Items from a data source:

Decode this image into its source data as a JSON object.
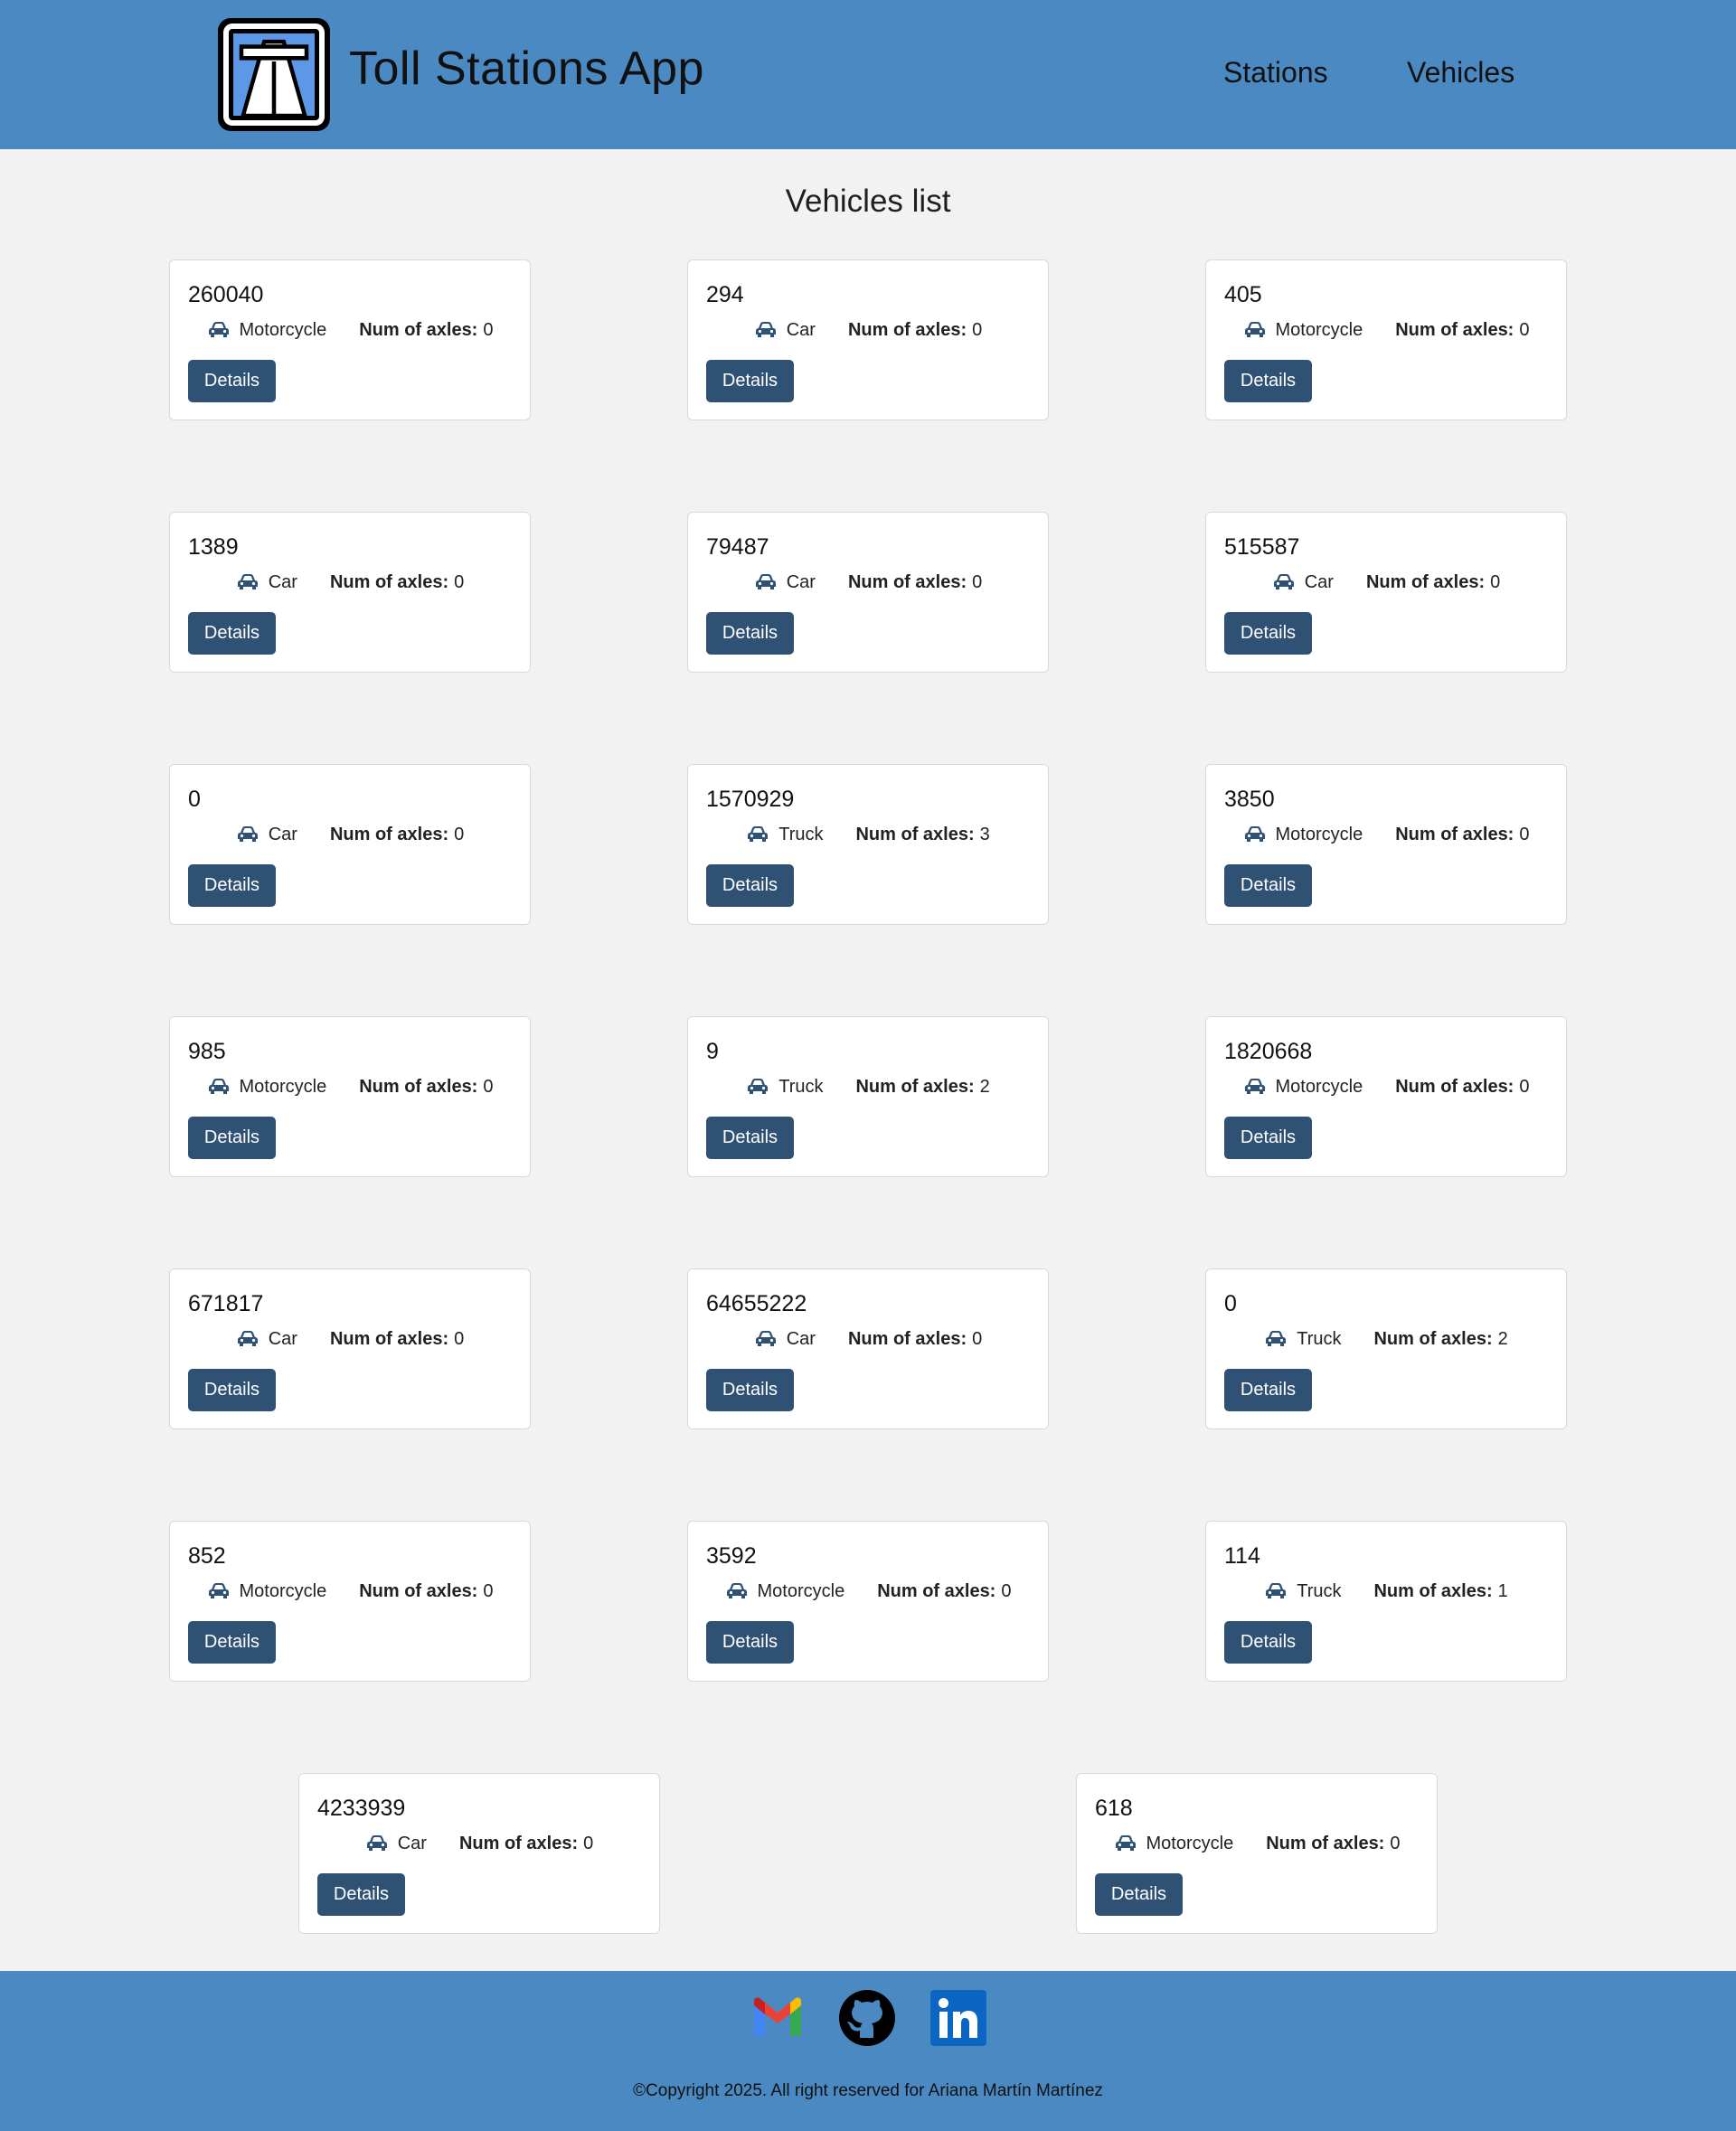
{
  "header": {
    "logo_icon": "highway-sign-icon",
    "app_title": "Toll Stations App",
    "nav": {
      "stations": "Stations",
      "vehicles": "Vehicles"
    }
  },
  "main": {
    "heading": "Vehicles list",
    "axles_label": "Num of axles:",
    "details_label": "Details",
    "vehicles": [
      {
        "number": "260040",
        "type": "Motorcycle",
        "axles": "0"
      },
      {
        "number": "294",
        "type": "Car",
        "axles": "0"
      },
      {
        "number": "405",
        "type": "Motorcycle",
        "axles": "0"
      },
      {
        "number": "1389",
        "type": "Car",
        "axles": "0"
      },
      {
        "number": "79487",
        "type": "Car",
        "axles": "0"
      },
      {
        "number": "515587",
        "type": "Car",
        "axles": "0"
      },
      {
        "number": "0",
        "type": "Car",
        "axles": "0"
      },
      {
        "number": "1570929",
        "type": "Truck",
        "axles": "3"
      },
      {
        "number": "3850",
        "type": "Motorcycle",
        "axles": "0"
      },
      {
        "number": "985",
        "type": "Motorcycle",
        "axles": "0"
      },
      {
        "number": "9",
        "type": "Truck",
        "axles": "2"
      },
      {
        "number": "1820668",
        "type": "Motorcycle",
        "axles": "0"
      },
      {
        "number": "671817",
        "type": "Car",
        "axles": "0"
      },
      {
        "number": "64655222",
        "type": "Car",
        "axles": "0"
      },
      {
        "number": "0",
        "type": "Truck",
        "axles": "2"
      },
      {
        "number": "852",
        "type": "Motorcycle",
        "axles": "0"
      },
      {
        "number": "3592",
        "type": "Motorcycle",
        "axles": "0"
      },
      {
        "number": "114",
        "type": "Truck",
        "axles": "1"
      },
      {
        "number": "4233939",
        "type": "Car",
        "axles": "0"
      },
      {
        "number": "618",
        "type": "Motorcycle",
        "axles": "0"
      }
    ]
  },
  "footer": {
    "social": [
      "gmail-icon",
      "github-icon",
      "linkedin-icon"
    ],
    "copyright": "©Copyright 2025. All right reserved for Ariana Martín Martínez"
  },
  "colors": {
    "header_bg": "#4a89c2",
    "page_bg": "#f2f2f2",
    "button_bg": "#2f5174",
    "icon_color": "#2f5174"
  }
}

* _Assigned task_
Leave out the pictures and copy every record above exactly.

* _Finished task_
Decode this image into its source data as a JSON object.
{
  "header": {
    "logo_icon": "highway-sign-icon",
    "app_title": "Toll Stations App",
    "nav": {
      "stations": "Stations",
      "vehicles": "Vehicles"
    }
  },
  "main": {
    "heading": "Vehicles list",
    "axles_label": "Num of axles:",
    "details_label": "Details",
    "vehicles": [
      {
        "number": "260040",
        "type": "Motorcycle",
        "axles": "0"
      },
      {
        "number": "294",
        "type": "Car",
        "axles": "0"
      },
      {
        "number": "405",
        "type": "Motorcycle",
        "axles": "0"
      },
      {
        "number": "1389",
        "type": "Car",
        "axles": "0"
      },
      {
        "number": "79487",
        "type": "Car",
        "axles": "0"
      },
      {
        "number": "515587",
        "type": "Car",
        "axles": "0"
      },
      {
        "number": "0",
        "type": "Car",
        "axles": "0"
      },
      {
        "number": "1570929",
        "type": "Truck",
        "axles": "3"
      },
      {
        "number": "3850",
        "type": "Motorcycle",
        "axles": "0"
      },
      {
        "number": "985",
        "type": "Motorcycle",
        "axles": "0"
      },
      {
        "number": "9",
        "type": "Truck",
        "axles": "2"
      },
      {
        "number": "1820668",
        "type": "Motorcycle",
        "axles": "0"
      },
      {
        "number": "671817",
        "type": "Car",
        "axles": "0"
      },
      {
        "number": "64655222",
        "type": "Car",
        "axles": "0"
      },
      {
        "number": "0",
        "type": "Truck",
        "axles": "2"
      },
      {
        "number": "852",
        "type": "Motorcycle",
        "axles": "0"
      },
      {
        "number": "3592",
        "type": "Motorcycle",
        "axles": "0"
      },
      {
        "number": "114",
        "type": "Truck",
        "axles": "1"
      },
      {
        "number": "4233939",
        "type": "Car",
        "axles": "0"
      },
      {
        "number": "618",
        "type": "Motorcycle",
        "axles": "0"
      }
    ]
  },
  "footer": {
    "social": [
      "gmail-icon",
      "github-icon",
      "linkedin-icon"
    ],
    "copyright": "©Copyright 2025. All right reserved for Ariana Martín Martínez"
  },
  "colors": {
    "header_bg": "#4a89c2",
    "page_bg": "#f2f2f2",
    "button_bg": "#2f5174",
    "icon_color": "#2f5174"
  }
}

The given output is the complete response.